In accordance with Montenegrin law, the extradition process can only commence after Kwon completes his four-month sentence in Montenegro. The final say in this intricate legal process rests squarely on the shoulders of Justice Minister Andrej Milovic, guided by Montenegro’s Law on International Legal Assistance in Criminal Matters.
In a statement on November 23, Minister Milovic underscored the inherently political nature of deciding whether to extradite Kwon to the US or South Korea. He emphasized the strategic importance of the United States as a primary foreign policy partner and expressed the nation’s eagerness to expedite the signing of a bilateral extradition agreement, establishing a robust legal framework for future cases.
Kwon, the subject of an Interpol red notice issued on September 26, faces allegations of orchestrating the collapse of the $40 billion Terra Luna (LUNC) and Terra USD (USTC) ecosystem in May 2022. Regulatory authorities in South Korea, Singapore, and the US have charged Kwon with fraud and violations of South Korea’s capital markets law. In response, Kwon maintains that the charges against him are “politically motivated.”
Terraform Labs, the entity behind the ill-fated Terra stablecoin, had envisioned maintaining a relatively fixed price pegged to a real-world commodity or currency.
However, in May 2022, Terra’s value plummeted from $116 to less than $0.0002. This catastrophic crash resulted in a staggering estimated loss of $42 billion for global investors, as reported by Elliptic, a blockchain analytics firm. South Korean authorities, in response, have launched several criminal probes into the incident, leaving some investors grappling with the loss of their entire life savings.

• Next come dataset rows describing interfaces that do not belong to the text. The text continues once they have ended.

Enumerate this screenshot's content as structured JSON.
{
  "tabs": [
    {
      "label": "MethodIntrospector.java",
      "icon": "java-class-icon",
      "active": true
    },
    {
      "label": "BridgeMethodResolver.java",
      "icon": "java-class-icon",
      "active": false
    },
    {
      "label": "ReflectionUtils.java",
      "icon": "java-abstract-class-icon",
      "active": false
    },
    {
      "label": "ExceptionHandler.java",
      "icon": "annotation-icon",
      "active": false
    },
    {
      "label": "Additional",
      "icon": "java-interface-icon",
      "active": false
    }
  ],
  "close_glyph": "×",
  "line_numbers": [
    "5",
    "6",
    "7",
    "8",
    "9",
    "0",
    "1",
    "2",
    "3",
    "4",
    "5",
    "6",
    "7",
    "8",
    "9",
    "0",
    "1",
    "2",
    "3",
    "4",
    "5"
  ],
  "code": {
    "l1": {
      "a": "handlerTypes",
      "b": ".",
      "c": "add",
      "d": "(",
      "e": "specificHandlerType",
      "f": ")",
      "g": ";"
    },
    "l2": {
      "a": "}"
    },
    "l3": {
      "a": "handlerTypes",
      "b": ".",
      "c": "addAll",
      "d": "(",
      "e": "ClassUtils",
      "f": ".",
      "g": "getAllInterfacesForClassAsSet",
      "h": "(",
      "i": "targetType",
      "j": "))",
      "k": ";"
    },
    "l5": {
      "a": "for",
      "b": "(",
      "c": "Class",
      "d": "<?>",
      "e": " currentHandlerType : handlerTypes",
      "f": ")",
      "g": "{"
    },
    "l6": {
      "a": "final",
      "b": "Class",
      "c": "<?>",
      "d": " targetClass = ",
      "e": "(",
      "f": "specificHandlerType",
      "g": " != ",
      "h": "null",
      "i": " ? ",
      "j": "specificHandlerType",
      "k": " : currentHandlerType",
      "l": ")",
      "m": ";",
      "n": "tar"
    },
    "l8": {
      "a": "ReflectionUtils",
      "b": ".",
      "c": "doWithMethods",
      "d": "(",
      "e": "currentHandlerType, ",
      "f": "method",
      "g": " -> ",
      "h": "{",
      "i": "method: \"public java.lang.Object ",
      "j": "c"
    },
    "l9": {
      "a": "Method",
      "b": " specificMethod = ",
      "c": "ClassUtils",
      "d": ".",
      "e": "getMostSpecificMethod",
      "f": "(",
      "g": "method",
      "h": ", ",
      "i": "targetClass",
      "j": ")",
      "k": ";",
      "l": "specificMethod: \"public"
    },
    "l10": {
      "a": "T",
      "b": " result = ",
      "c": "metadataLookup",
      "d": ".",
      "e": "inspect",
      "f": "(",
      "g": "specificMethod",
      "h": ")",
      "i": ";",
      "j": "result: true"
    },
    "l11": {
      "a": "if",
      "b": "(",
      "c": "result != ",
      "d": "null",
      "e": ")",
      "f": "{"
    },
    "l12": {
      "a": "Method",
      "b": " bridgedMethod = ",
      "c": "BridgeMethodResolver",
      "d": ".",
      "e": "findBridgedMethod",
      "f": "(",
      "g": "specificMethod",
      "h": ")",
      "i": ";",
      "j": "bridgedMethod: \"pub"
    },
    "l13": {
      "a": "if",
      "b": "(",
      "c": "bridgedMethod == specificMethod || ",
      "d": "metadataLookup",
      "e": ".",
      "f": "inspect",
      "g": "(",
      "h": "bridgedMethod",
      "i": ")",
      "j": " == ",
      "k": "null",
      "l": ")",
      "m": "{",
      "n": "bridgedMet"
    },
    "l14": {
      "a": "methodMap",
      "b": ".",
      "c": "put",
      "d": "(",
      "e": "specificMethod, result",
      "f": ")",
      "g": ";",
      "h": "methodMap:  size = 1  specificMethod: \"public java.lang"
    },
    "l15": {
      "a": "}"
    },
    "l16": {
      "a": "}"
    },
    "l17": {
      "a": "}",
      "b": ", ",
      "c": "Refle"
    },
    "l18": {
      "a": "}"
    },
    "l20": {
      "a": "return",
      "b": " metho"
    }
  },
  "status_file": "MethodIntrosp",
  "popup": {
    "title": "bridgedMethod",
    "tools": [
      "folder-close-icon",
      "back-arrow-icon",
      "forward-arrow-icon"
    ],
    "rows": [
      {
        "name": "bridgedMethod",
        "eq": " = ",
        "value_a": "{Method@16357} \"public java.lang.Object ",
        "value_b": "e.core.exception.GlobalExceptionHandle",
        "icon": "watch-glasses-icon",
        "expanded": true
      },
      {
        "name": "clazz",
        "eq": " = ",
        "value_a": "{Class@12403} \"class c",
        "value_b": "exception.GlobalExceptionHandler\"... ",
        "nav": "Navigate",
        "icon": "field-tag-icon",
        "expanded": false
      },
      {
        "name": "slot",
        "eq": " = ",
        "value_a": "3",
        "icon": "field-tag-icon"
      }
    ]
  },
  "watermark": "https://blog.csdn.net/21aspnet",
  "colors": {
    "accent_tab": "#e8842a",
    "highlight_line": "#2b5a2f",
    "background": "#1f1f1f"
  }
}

As the legal proceedings unfold, the international community remains on edge, closely monitoring whether Montenegro’s Justice Minister will give priority to the extradition of Do Kwon to South Korea or the United States. The outcome of this decision is poised to significantly shape the trajectory of justice for the beleaguered Terra cryptocurrency and its investors worldwide.